Israel is clearly concerned as it well should be – yet not enough to abandon its bunker-like stance, apparently condoned by the US, on the underlying big issue of the Arab-Israeli conflict. The direction of the Arab protests hangs in the balance.
The threat to the peace treaty is real. Egyptian anger on the streets is moving relentlessly, and leaders could take the direction of Hamas and even Iran.
Moreover, while Iranian-backed Fatah and Hamas recently reached a tentative agreement to reunite, the reason for this fragile reunion is creating the necessary pre-condition for the UN General Assembly to issue a declaration establishing a united Palestinian state – an event deplored by both Israel and the US and bound to escalate frictions globally.
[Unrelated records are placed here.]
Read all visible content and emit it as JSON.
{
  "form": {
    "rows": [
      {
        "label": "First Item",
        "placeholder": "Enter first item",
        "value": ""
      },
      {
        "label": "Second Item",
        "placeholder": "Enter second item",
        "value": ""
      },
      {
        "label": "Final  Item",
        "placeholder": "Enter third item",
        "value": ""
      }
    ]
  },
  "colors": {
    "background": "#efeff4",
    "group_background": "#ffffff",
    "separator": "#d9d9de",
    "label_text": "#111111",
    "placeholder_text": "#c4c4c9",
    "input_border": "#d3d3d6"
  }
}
The US will predictably be forced to use its veto in the Security Council and suffer an ignominious defeat – and loss in the estimation of the Muslim world in the General Assembly.
To date, Israel’s response to the Arab Spring and the generally deteriorating situation has been additional housing units for settlers in East Jerusalem, opposed by the Palestinians and the US; beefing up Israel’s defence budget; and attacking Palestine Authority President Mahmoud Abbas for the reconciliation with Hamas.
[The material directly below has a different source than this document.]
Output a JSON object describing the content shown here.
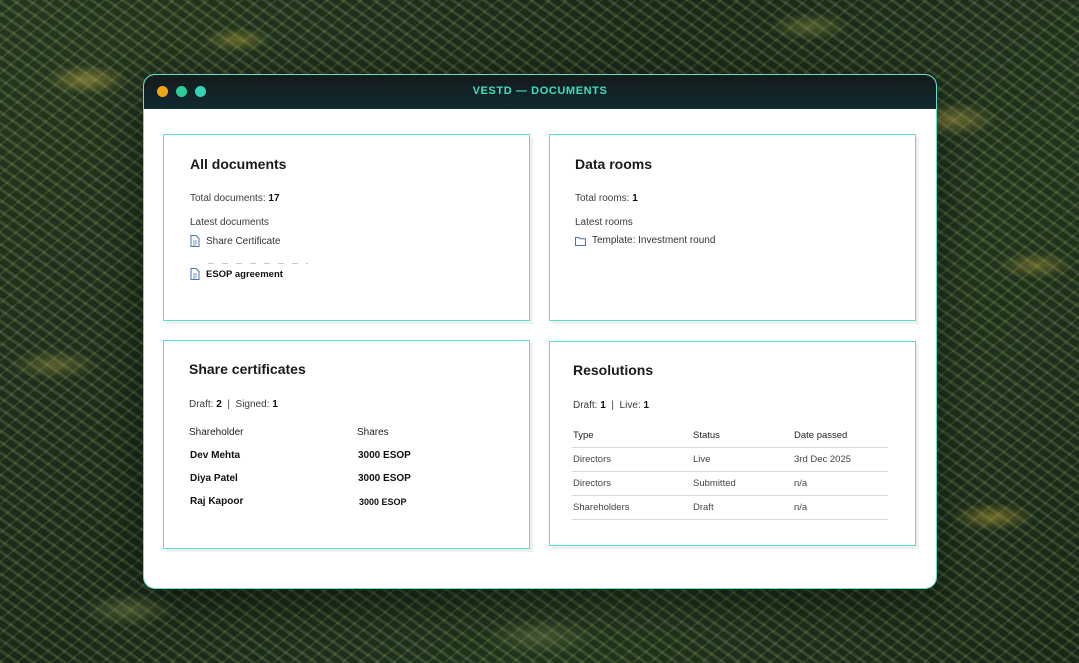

Israeli Prime Minister Benjamin Netanyahu recently confirmed that successful negotiations need to start with the 1967 boundaries, coupled with land swaps, the same notion he crucified President Barack Obama for embracing during his March visit to the US. But Netanyahu has made no move for a restart of negotiations. Most recently he set up 100 settler security teams around West Bank settlements to stem protests over the request for UN recognition of an independent Palestinian state, presumably anticipating a repeat of the May and June incursions, with thousands of Palestinians and their supporters trying to cross Israel’s borders from Lebanon and Syria.
The whole world, especially the diplomatic Quartet on the Middle East – the US, the UN, Russia and the EU, represented by Tony Blair – realizes that Israel’s immobility in the face of such dynamic changes in the neighbourhood. Such immobility, reinforcing militancy and creating increasingly capable enemies at worst and newly competitive democracies at best, can only undermine its long-term security. Demographic trends within Israel and the Palestinian territories, with the Palestinian population forecast to grow rapidly even in the absence of any major “right of return” from abroad being agreed upon, work against Israel’s long-term ability to maintain the status quo.
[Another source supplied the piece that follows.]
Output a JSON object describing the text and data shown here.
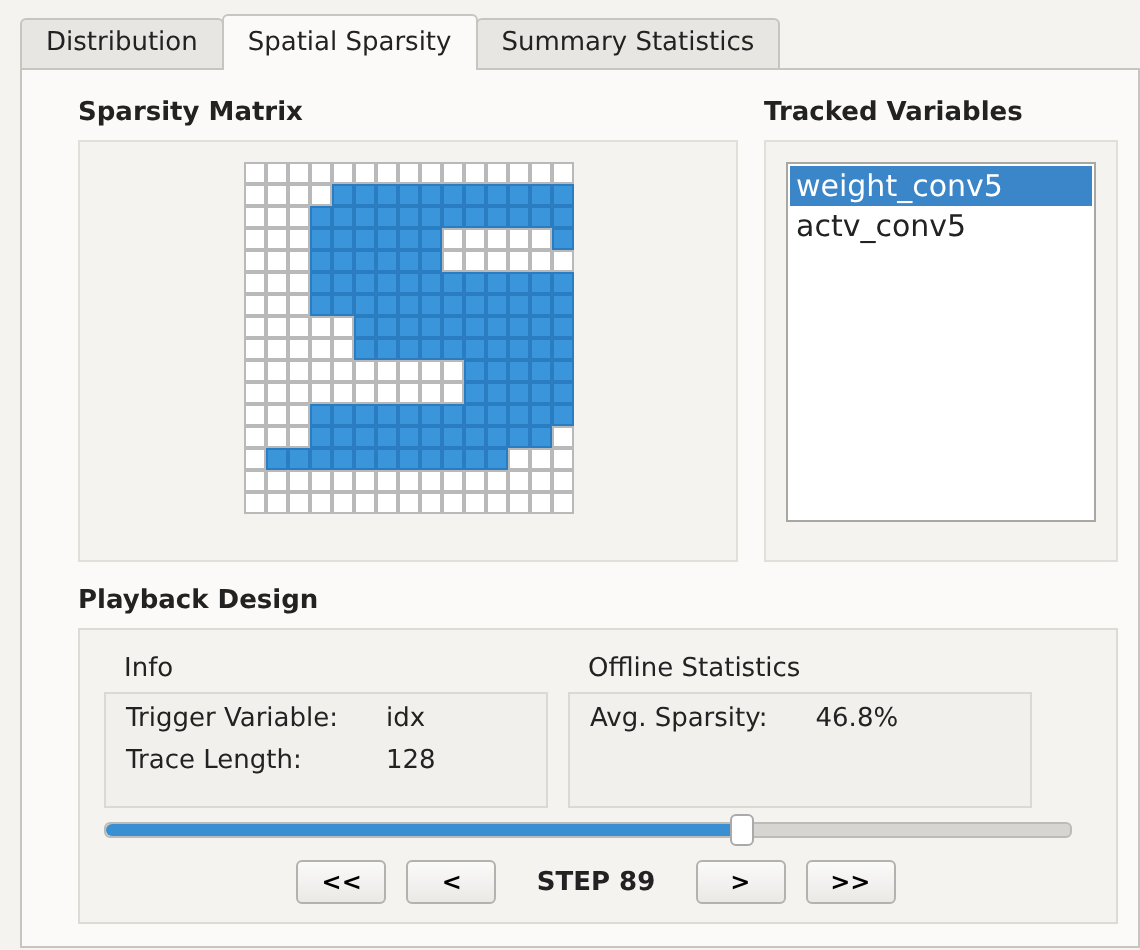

The overriding fact is that the two-state solution to which everyone still pays lip service is increasingly in jeopardy. The one-state alternative, eventually dominated by non-Jews, can only be viewed as an existential threat to the Jewish state.
Obama is admittedly unpopular in Israel – with the right wing majority because he initially weighed in heavily on curbing settlement activity and then with the “Peace Now” minority after his retreat, presumably because of pressure from the Jewish lobby at home and his specific concern with Florida’s Jewish population in the 2012 presidential election.
Obama needs to speak up now and stop equivocating. He must use his eroding capital and place US proposals for peace and mutual security before the Knesset and the world. For decades, it’s been abundantly clear that the parties cannot move without US help. And time is decidedly not on the side of securing an agreement following the basic contours of what’s been negotiated and deemed workable over the same many decades. Even if no new negotiations can be expected before the UN vote, the US leadership position will be clear for all to see.
Gustav Ranis is the Frank Altschul Professor Emeritus of International Economics at Yale University. Rights: Copyright © 2011 Yale Center for the Study of Globalization. YaleGlobal Online